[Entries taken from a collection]

- - - - -

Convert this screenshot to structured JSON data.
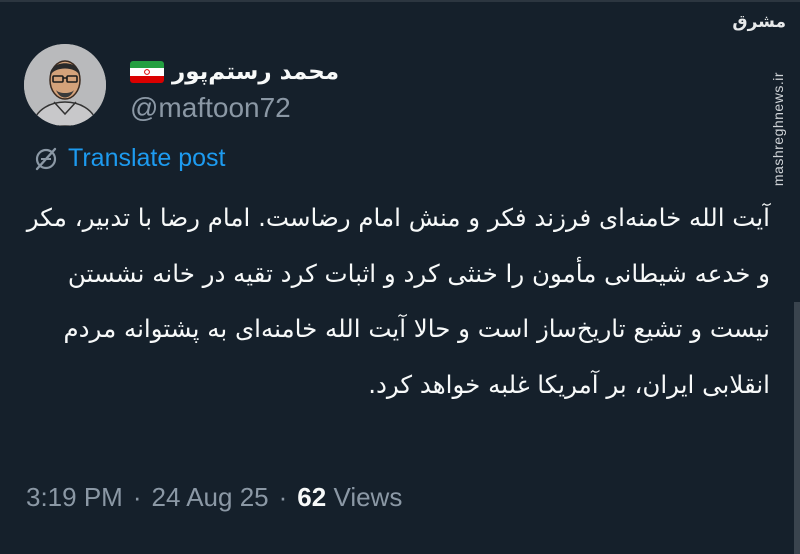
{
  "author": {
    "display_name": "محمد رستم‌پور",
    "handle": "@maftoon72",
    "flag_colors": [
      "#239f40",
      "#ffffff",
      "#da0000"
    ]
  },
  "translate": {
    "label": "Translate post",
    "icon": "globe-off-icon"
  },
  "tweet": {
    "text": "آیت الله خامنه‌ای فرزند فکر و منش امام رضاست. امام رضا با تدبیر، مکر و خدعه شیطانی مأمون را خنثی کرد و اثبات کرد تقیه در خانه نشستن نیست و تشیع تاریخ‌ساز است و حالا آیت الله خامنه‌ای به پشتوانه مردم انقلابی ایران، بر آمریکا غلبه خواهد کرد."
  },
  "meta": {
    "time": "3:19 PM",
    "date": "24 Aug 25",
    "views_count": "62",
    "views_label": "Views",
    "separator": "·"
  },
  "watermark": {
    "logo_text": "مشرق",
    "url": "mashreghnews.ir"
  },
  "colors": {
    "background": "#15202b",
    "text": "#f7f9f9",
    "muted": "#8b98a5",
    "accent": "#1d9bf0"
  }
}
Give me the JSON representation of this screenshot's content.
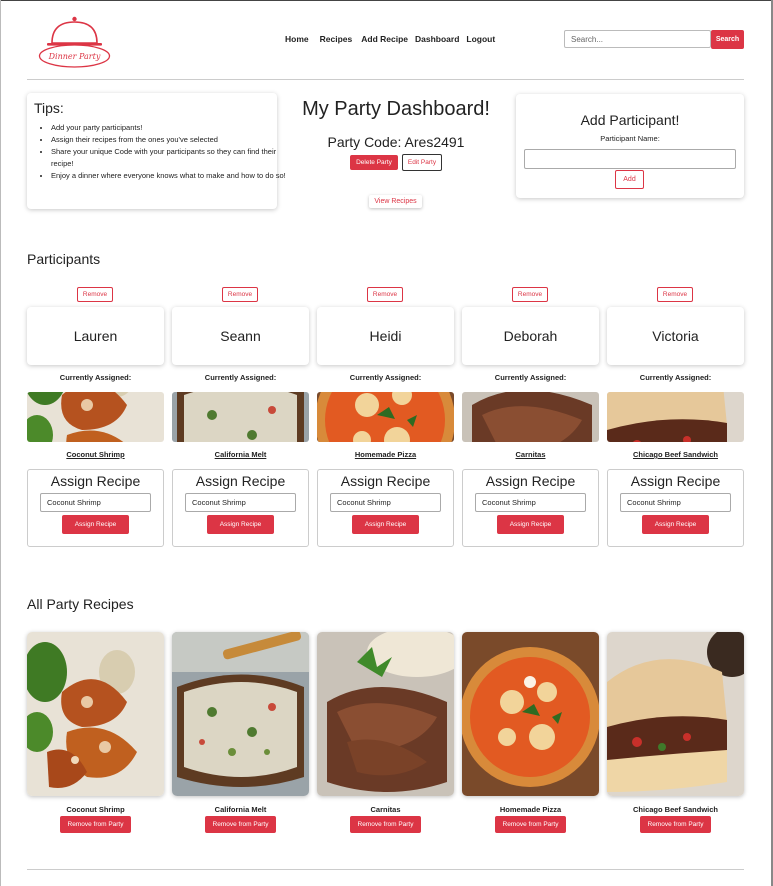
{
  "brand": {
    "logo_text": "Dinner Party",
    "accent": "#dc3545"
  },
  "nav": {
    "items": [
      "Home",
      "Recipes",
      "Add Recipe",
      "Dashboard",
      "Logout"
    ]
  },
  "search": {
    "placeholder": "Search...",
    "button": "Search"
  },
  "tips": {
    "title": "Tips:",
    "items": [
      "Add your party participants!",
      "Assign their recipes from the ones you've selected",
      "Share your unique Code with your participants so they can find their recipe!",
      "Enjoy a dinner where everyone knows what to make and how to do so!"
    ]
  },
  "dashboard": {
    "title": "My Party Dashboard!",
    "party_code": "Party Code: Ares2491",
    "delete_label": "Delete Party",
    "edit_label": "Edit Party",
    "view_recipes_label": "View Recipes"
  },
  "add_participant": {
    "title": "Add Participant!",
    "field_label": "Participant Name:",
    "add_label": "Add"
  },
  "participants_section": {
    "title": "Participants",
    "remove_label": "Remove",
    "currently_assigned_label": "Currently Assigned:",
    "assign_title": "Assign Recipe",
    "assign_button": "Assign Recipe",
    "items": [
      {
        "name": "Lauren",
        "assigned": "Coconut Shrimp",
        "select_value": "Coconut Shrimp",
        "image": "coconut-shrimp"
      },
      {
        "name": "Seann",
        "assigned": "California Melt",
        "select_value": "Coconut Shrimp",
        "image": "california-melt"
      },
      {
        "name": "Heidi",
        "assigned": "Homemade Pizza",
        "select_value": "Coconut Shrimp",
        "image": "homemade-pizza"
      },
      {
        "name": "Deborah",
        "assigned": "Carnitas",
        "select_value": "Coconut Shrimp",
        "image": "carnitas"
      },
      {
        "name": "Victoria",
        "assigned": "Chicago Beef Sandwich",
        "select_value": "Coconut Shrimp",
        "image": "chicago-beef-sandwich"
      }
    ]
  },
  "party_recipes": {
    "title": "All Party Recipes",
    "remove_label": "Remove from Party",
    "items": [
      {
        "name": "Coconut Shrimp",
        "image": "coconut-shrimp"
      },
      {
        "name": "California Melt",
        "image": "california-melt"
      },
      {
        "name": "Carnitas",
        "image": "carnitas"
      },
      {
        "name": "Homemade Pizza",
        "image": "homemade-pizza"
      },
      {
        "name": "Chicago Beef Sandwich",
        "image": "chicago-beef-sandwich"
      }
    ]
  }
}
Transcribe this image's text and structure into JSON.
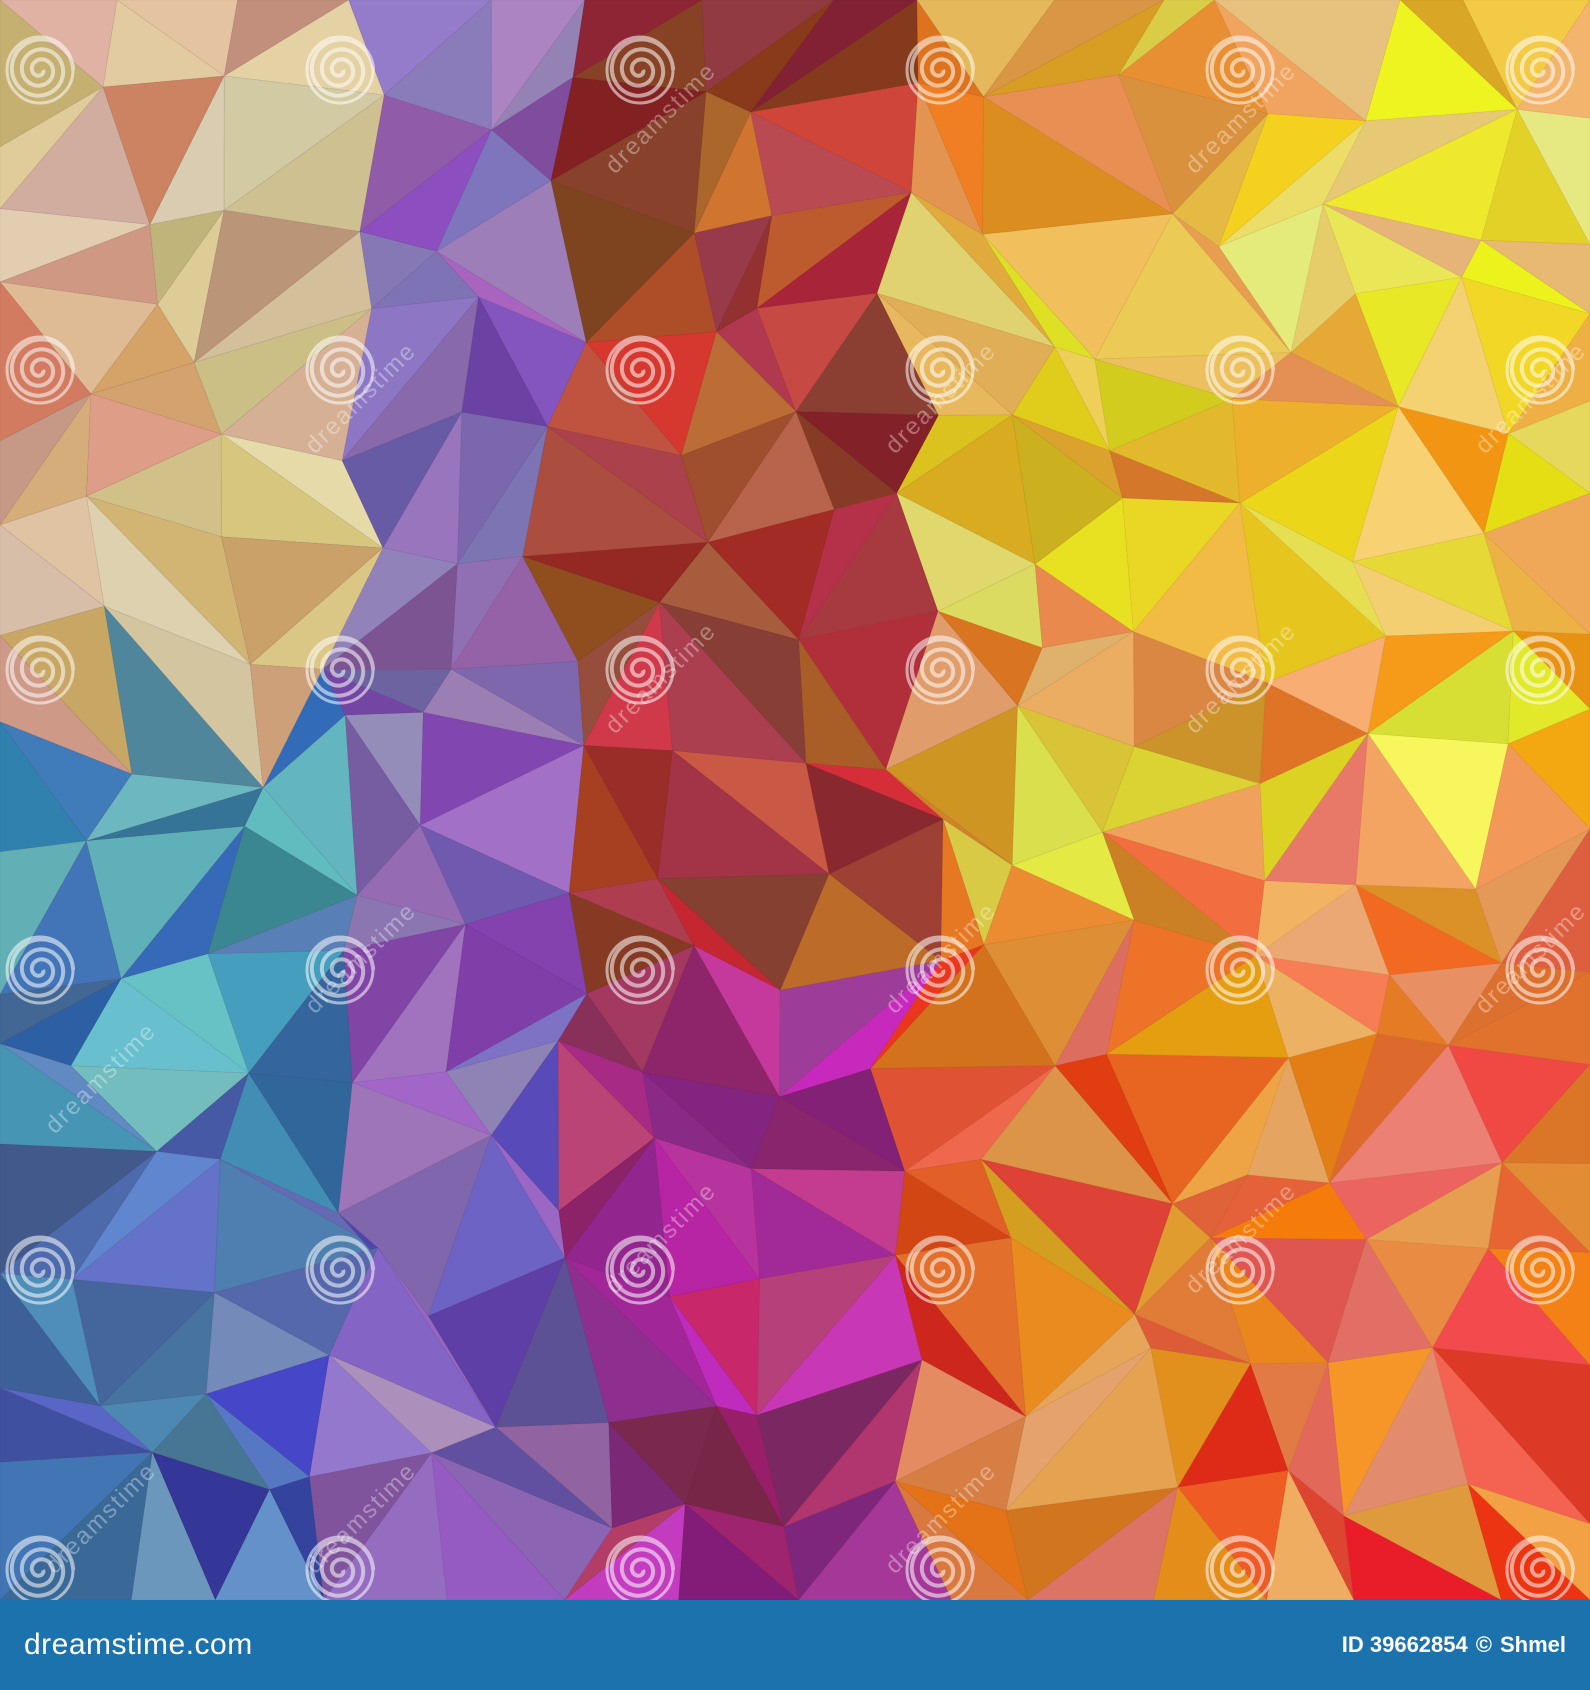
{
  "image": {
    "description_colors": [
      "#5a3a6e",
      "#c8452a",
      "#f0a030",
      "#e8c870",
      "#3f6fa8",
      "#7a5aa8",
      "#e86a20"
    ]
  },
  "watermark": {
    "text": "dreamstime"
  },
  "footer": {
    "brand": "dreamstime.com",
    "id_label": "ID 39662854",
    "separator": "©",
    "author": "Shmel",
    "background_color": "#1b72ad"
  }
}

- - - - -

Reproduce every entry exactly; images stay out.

Convert this screenshot to structured JSON data.
{
  "author": {
    "display_name": "محمد رستم‌پور",
    "handle": "@maftoon72",
    "flag_colors": [
      "#239f40",
      "#ffffff",
      "#da0000"
    ]
  },
  "translate": {
    "label": "Translate post",
    "icon": "globe-off-icon"
  },
  "tweet": {
    "text": "آیت الله خامنه‌ای فرزند فکر و منش امام رضاست. امام رضا با تدبیر، مکر و خدعه شیطانی مأمون را خنثی کرد و اثبات کرد تقیه در خانه نشستن نیست و تشیع تاریخ‌ساز است و حالا آیت الله خامنه‌ای به پشتوانه مردم انقلابی ایران، بر آمریکا غلبه خواهد کرد."
  },
  "meta": {
    "time": "3:19 PM",
    "date": "24 Aug 25",
    "views_count": "62",
    "views_label": "Views",
    "separator": "·"
  },
  "watermark": {
    "logo_text": "مشرق",
    "url": "mashreghnews.ir"
  },
  "colors": {
    "background": "#15202b",
    "text": "#f7f9f9",
    "muted": "#8b98a5",
    "accent": "#1d9bf0"
  }
}
Give me the JSON representation of this screenshot's content.
{
  "brand": {
    "logo_text": "Dinner Party",
    "accent": "#dc3545"
  },
  "nav": {
    "items": [
      "Home",
      "Recipes",
      "Add Recipe",
      "Dashboard",
      "Logout"
    ]
  },
  "search": {
    "placeholder": "Search...",
    "button": "Search"
  },
  "tips": {
    "title": "Tips:",
    "items": [
      "Add your party participants!",
      "Assign their recipes from the ones you've selected",
      "Share your unique Code with your participants so they can find their recipe!",
      "Enjoy a dinner where everyone knows what to make and how to do so!"
    ]
  },
  "dashboard": {
    "title": "My Party Dashboard!",
    "party_code": "Party Code: Ares2491",
    "delete_label": "Delete Party",
    "edit_label": "Edit Party",
    "view_recipes_label": "View Recipes"
  },
  "add_participant": {
    "title": "Add Participant!",
    "field_label": "Participant Name:",
    "add_label": "Add"
  },
  "participants_section": {
    "title": "Participants",
    "remove_label": "Remove",
    "currently_assigned_label": "Currently Assigned:",
    "assign_title": "Assign Recipe",
    "assign_button": "Assign Recipe",
    "items": [
      {
        "name": "Lauren",
        "assigned": "Coconut Shrimp",
        "select_value": "Coconut Shrimp",
        "image": "coconut-shrimp"
      },
      {
        "name": "Seann",
        "assigned": "California Melt",
        "select_value": "Coconut Shrimp",
        "image": "california-melt"
      },
      {
        "name": "Heidi",
        "assigned": "Homemade Pizza",
        "select_value": "Coconut Shrimp",
        "image": "homemade-pizza"
      },
      {
        "name": "Deborah",
        "assigned": "Carnitas",
        "select_value": "Coconut Shrimp",
        "image": "carnitas"
      },
      {
        "name": "Victoria",
        "assigned": "Chicago Beef Sandwich",
        "select_value": "Coconut Shrimp",
        "image": "chicago-beef-sandwich"
      }
    ]
  },
  "party_recipes": {
    "title": "All Party Recipes",
    "remove_label": "Remove from Party",
    "items": [
      {
        "name": "Coconut Shrimp",
        "image": "coconut-shrimp"
      },
      {
        "name": "California Melt",
        "image": "california-melt"
      },
      {
        "name": "Carnitas",
        "image": "carnitas"
      },
      {
        "name": "Homemade Pizza",
        "image": "homemade-pizza"
      },
      {
        "name": "Chicago Beef Sandwich",
        "image": "chicago-beef-sandwich"
      }
    ]
  }
}
Transcribe this image's text and structure into JSON.
{
  "image": {
    "description_colors": [
      "#5a3a6e",
      "#c8452a",
      "#f0a030",
      "#e8c870",
      "#3f6fa8",
      "#7a5aa8",
      "#e86a20"
    ]
  },
  "watermark": {
    "text": "dreamstime"
  },
  "footer": {
    "brand": "dreamstime.com",
    "id_label": "ID 39662854",
    "separator": "©",
    "author": "Shmel",
    "background_color": "#1b72ad"
  }
}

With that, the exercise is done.